But this year, 98 of 102 freshmen who started in the fall
returned to campus for the spring semester, where they
were joined by seven new students, for a net gain of three
students. Chancellor Lehmkuhle said he believes that the
retention rates have improved, in part, because UMR is
getting better at identifying and recruiting students whose
interests and academic abilities are suited to the program.
Soon, UMR hopes to have more sophisticated means
to assist its students. Typically, an institution records
only student grades. UMR is capturing not only grades
but all of its students’ assignments, which are preserved
electronically, in essence saving a portfolio of work that
the entire faculty can analyze, the same way doctors look
over a patient’s entire medical record to diagnose them
and prescribe a course of treatment. “Over time, we will
begin to mine that data to look for relationships between
how students perform in different concepts in different
courses,” said Lehmkuhle. That, in turn, will enable UMR’s
administration and faculty to adapt its teaching techniques
to be more responsive to the needs of individual students,

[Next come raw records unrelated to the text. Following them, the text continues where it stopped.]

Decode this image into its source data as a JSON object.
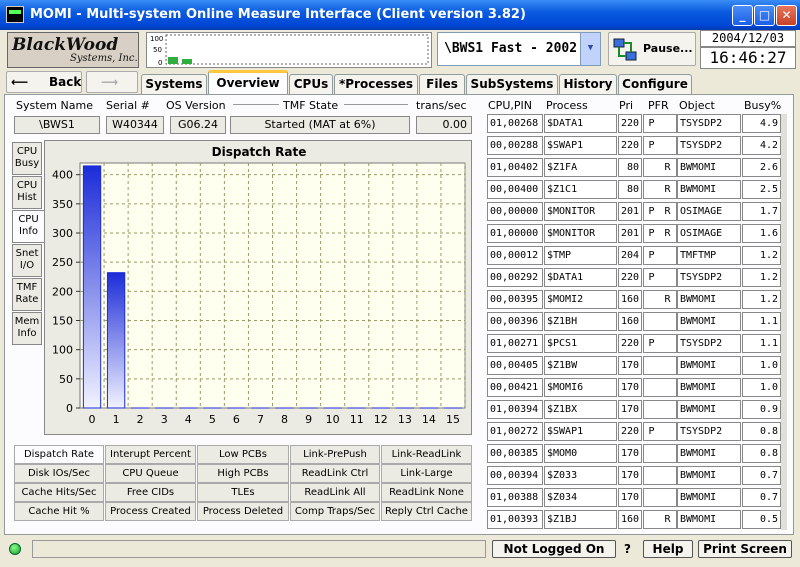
{
  "window": {
    "title": "MOMI - Multi-system Online Measure Interface (Client version 3.82)"
  },
  "logo": {
    "line1": "BlackWood",
    "line2": "Systems, Inc."
  },
  "spark": {
    "ticks": [
      "100",
      "50",
      "0"
    ]
  },
  "system_select": {
    "value": "\\BWS1 Fast - 2002"
  },
  "pause": {
    "label": "Pause..."
  },
  "clock": {
    "date": "2004/12/03",
    "time": "16:46:27"
  },
  "nav": {
    "back": "Back"
  },
  "tabs": [
    "Systems",
    "Overview",
    "CPUs",
    "*Processes",
    "Files",
    "SubSystems",
    "History",
    "Configure"
  ],
  "active_tab": "Overview",
  "sysinfo": {
    "headers": {
      "name": "System Name",
      "serial": "Serial #",
      "os": "OS Version",
      "tmf": "TMF State",
      "trans": "trans/sec"
    },
    "values": {
      "name": "\\BWS1",
      "serial": "W40344",
      "os": "G06.24",
      "tmf": "Started (MAT at 6%)",
      "trans": "0.00"
    }
  },
  "side_tabs": [
    {
      "l1": "CPU",
      "l2": "Busy"
    },
    {
      "l1": "CPU",
      "l2": "Hist"
    },
    {
      "l1": "CPU",
      "l2": "Info"
    },
    {
      "l1": "Snet",
      "l2": "I/O"
    },
    {
      "l1": "TMF",
      "l2": "Rate"
    },
    {
      "l1": "Mem",
      "l2": "Info"
    }
  ],
  "chart_data": {
    "type": "bar",
    "title": "Dispatch Rate",
    "categories": [
      "0",
      "1",
      "2",
      "3",
      "4",
      "5",
      "6",
      "7",
      "8",
      "9",
      "10",
      "11",
      "12",
      "13",
      "14",
      "15"
    ],
    "values": [
      415,
      232,
      0,
      0,
      0,
      0,
      0,
      0,
      0,
      0,
      0,
      0,
      0,
      0,
      0,
      0
    ],
    "xlabel": "",
    "ylabel": "",
    "ylim": [
      0,
      420
    ],
    "yticks": [
      0,
      50,
      100,
      150,
      200,
      250,
      300,
      350,
      400
    ],
    "grid": true,
    "colors": {
      "bar_top": "#1c2cd8",
      "bar_bottom": "#f2f2ff",
      "plot_bg": "#fffff0",
      "grid": "#9a9a6a"
    }
  },
  "graph_buttons": [
    [
      "Dispatch Rate",
      "Interupt Percent",
      "Low PCBs",
      "Link-PrePush",
      "Link-ReadLink"
    ],
    [
      "Disk IOs/Sec",
      "CPU Queue",
      "High PCBs",
      "ReadLink Ctrl",
      "Link-Large"
    ],
    [
      "Cache Hits/Sec",
      "Free CIDs",
      "TLEs",
      "ReadLink All",
      "ReadLink None"
    ],
    [
      "Cache Hit %",
      "Process Created",
      "Process Deleted",
      "Comp Traps/Sec",
      "Reply Ctrl Cache"
    ]
  ],
  "process_table": {
    "headers": [
      "CPU,PIN",
      "Process",
      "Pri",
      "PFR",
      "Object",
      "Busy%"
    ],
    "rows": [
      [
        "01,00268",
        "$DATA1",
        "220",
        "P",
        "",
        "TSYSDP2",
        "4.9"
      ],
      [
        "00,00288",
        "$SWAP1",
        "220",
        "P",
        "",
        "TSYSDP2",
        "4.2"
      ],
      [
        "01,00402",
        "$Z1FA",
        "80",
        "",
        "R",
        "BWMOMI",
        "2.6"
      ],
      [
        "00,00400",
        "$Z1C1",
        "80",
        "",
        "R",
        "BWMOMI",
        "2.5"
      ],
      [
        "00,00000",
        "$MONITOR",
        "201",
        "P",
        "R",
        "OSIMAGE",
        "1.7"
      ],
      [
        "01,00000",
        "$MONITOR",
        "201",
        "P",
        "R",
        "OSIMAGE",
        "1.6"
      ],
      [
        "00,00012",
        "$TMP",
        "204",
        "P",
        "",
        "TMFTMP",
        "1.2"
      ],
      [
        "00,00292",
        "$DATA1",
        "220",
        "P",
        "",
        "TSYSDP2",
        "1.2"
      ],
      [
        "00,00395",
        "$MOMI2",
        "160",
        "",
        "R",
        "BWMOMI",
        "1.2"
      ],
      [
        "00,00396",
        "$Z1BH",
        "160",
        "",
        "",
        "BWMOMI",
        "1.1"
      ],
      [
        "01,00271",
        "$PCS1",
        "220",
        "P",
        "",
        "TSYSDP2",
        "1.1"
      ],
      [
        "00,00405",
        "$Z1BW",
        "170",
        "",
        "",
        "BWMOMI",
        "1.0"
      ],
      [
        "00,00421",
        "$MOMI6",
        "170",
        "",
        "",
        "BWMOMI",
        "1.0"
      ],
      [
        "01,00394",
        "$Z1BX",
        "170",
        "",
        "",
        "BWMOMI",
        "0.9"
      ],
      [
        "01,00272",
        "$SWAP1",
        "220",
        "P",
        "",
        "TSYSDP2",
        "0.8"
      ],
      [
        "00,00385",
        "$MOM0",
        "170",
        "",
        "",
        "BWMOMI",
        "0.8"
      ],
      [
        "00,00394",
        "$Z033",
        "170",
        "",
        "",
        "BWMOMI",
        "0.7"
      ],
      [
        "01,00388",
        "$Z034",
        "170",
        "",
        "",
        "BWMOMI",
        "0.7"
      ],
      [
        "01,00393",
        "$Z1BJ",
        "160",
        "",
        "R",
        "BWMOMI",
        "0.5"
      ]
    ]
  },
  "statusbar": {
    "login": "Not Logged On",
    "q": "?",
    "help": "Help",
    "print": "Print Screen"
  }
}
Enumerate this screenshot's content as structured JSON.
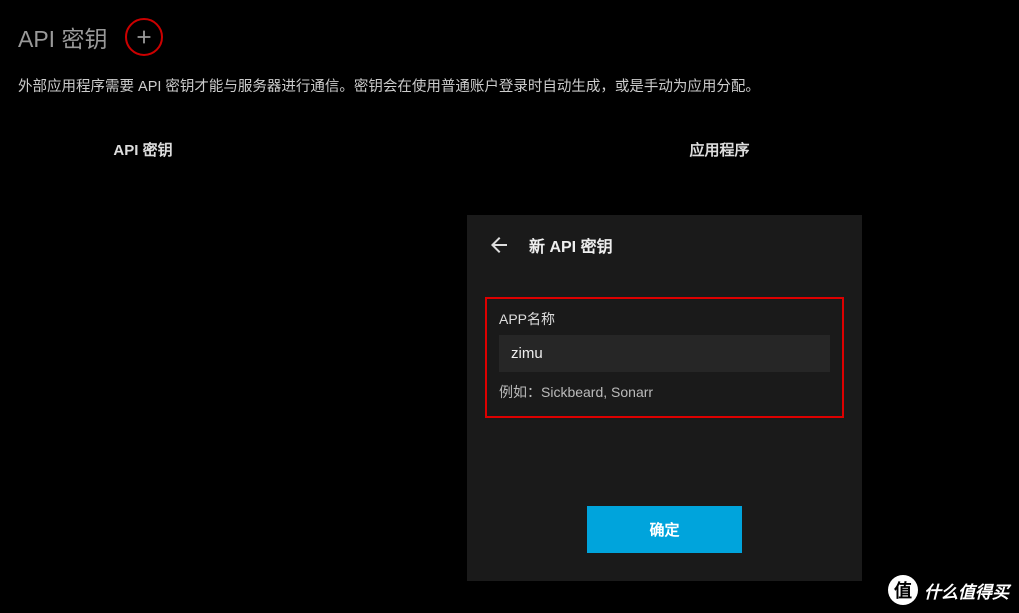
{
  "header": {
    "title": "API 密钥"
  },
  "description": "外部应用程序需要 API 密钥才能与服务器进行通信。密钥会在使用普通账户登录时自动生成，或是手动为应用分配。",
  "columns": {
    "api_key": "API 密钥",
    "application": "应用程序"
  },
  "dialog": {
    "title": "新 API 密钥",
    "field_label": "APP名称",
    "field_value": "zimu",
    "field_hint": "例如：Sickbeard, Sonarr",
    "confirm_label": "确定"
  },
  "watermark": {
    "logo": "值",
    "text": "什么值得买"
  }
}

he explained.
Both students and faculty appear acutely aware that they
are involved in what could be an important experiment.

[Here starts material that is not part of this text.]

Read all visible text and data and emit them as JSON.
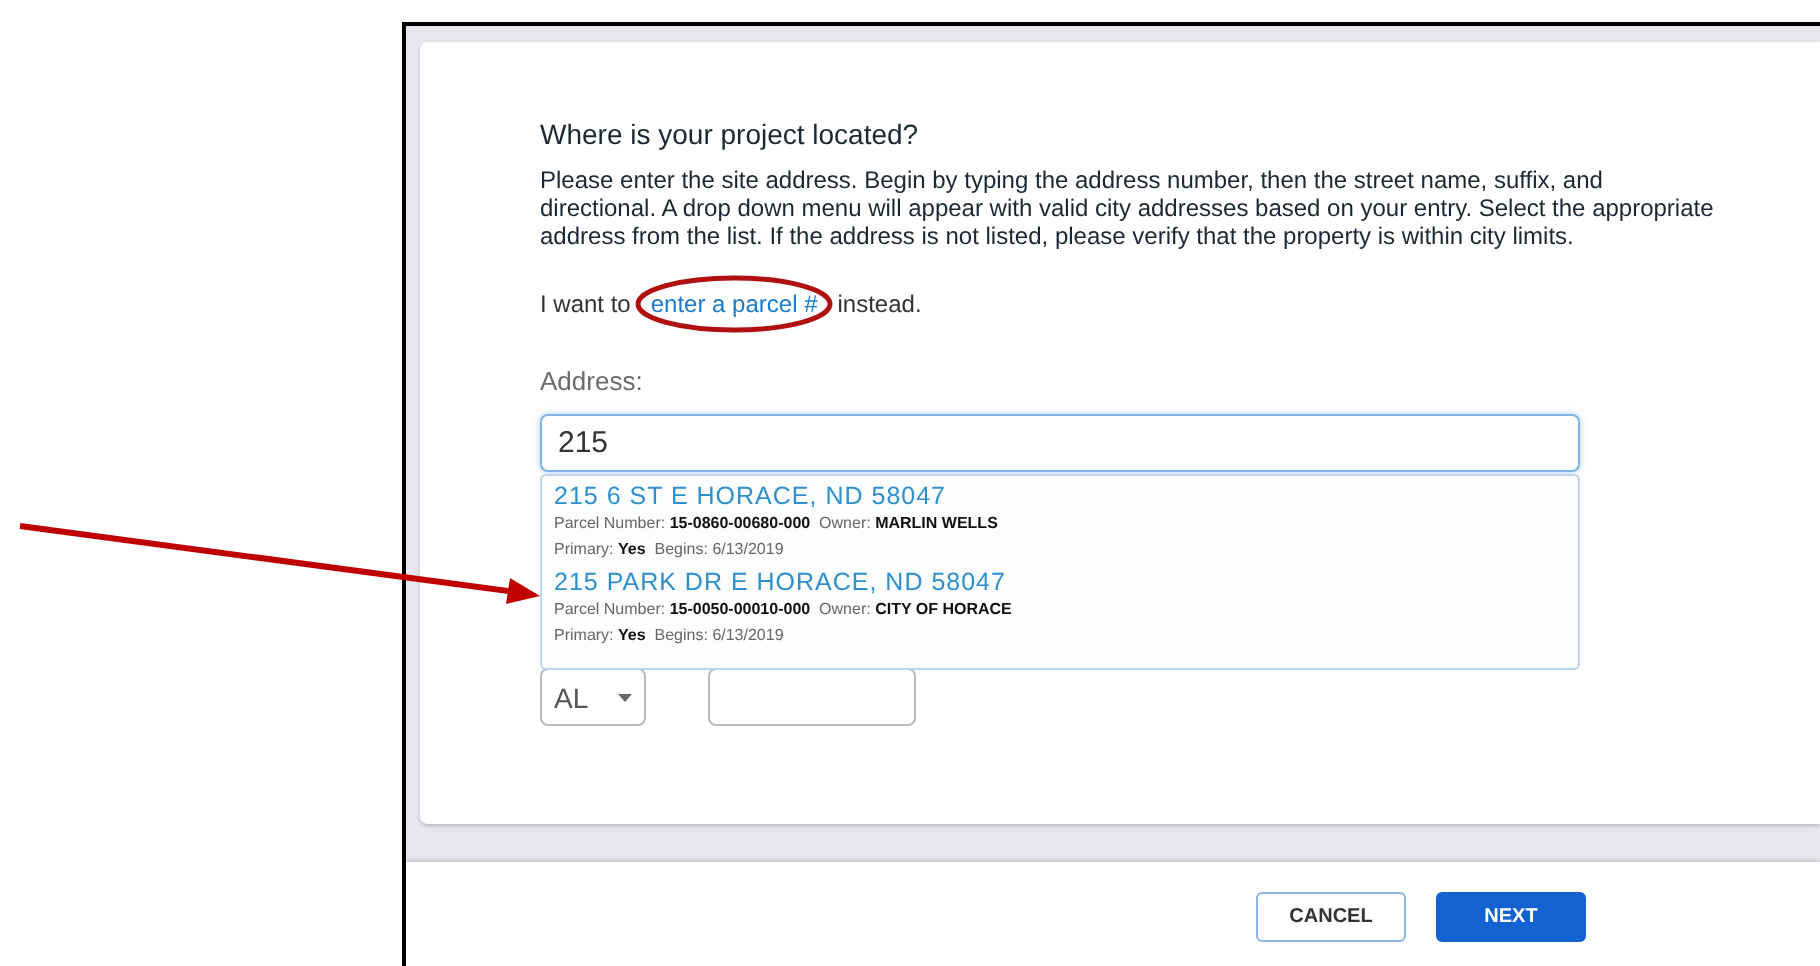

“I feel a little bit of responsibility to this university,” said
student government president Doyle, who plans to become
a doctor. “I feel if I don’t succeed, then this university won’t
succeed.” So while the constant course evaluations students
are asked to fill out can sometimes
be “annoying,” Doyle and his peers
take them seriously. “Students want to
impact the success of the program as
much as the faculty do,” he said.
“What really attracted me to
this job was that they were trying
so many unique and creative things
with teaching,” said Molly Dingel,
an associate professor who teaches
sociology. Not everything has been
successful, she said. But, she added,
“When you’re trying new things, not
everything is going to be successful.”
Chancellor Lehmkuhle agrees.
“We’re building and flying the plane
at the same time,” he said. He does
hope that as higher education is redesigned, as he believes
it will have to be, UMR will be able to serve as a model for
other institutions looking to deliver education tailored to
the needs of the modern world. But to be effective, higher
education must continue to adapt. So ideally, UMR will be
a constant work in progress. Said Lehmkuhle: “Once we
think we have it figured out, we’re doomed.”
u
Freelance writer KathyWitkowsky lives inMissoula, Montana.
“I don’t feel like I’m missing out at all on the things a large school
has,” says Hannah Salk, a sophomore who decided to attend UMR
in large part because of its ties to the Mayo Clinic.
UMR is capturing
all of its students’
assignments, which are
preserved electronically,
in essence saving a
portfolio of work
that the entire faculty
can analyze.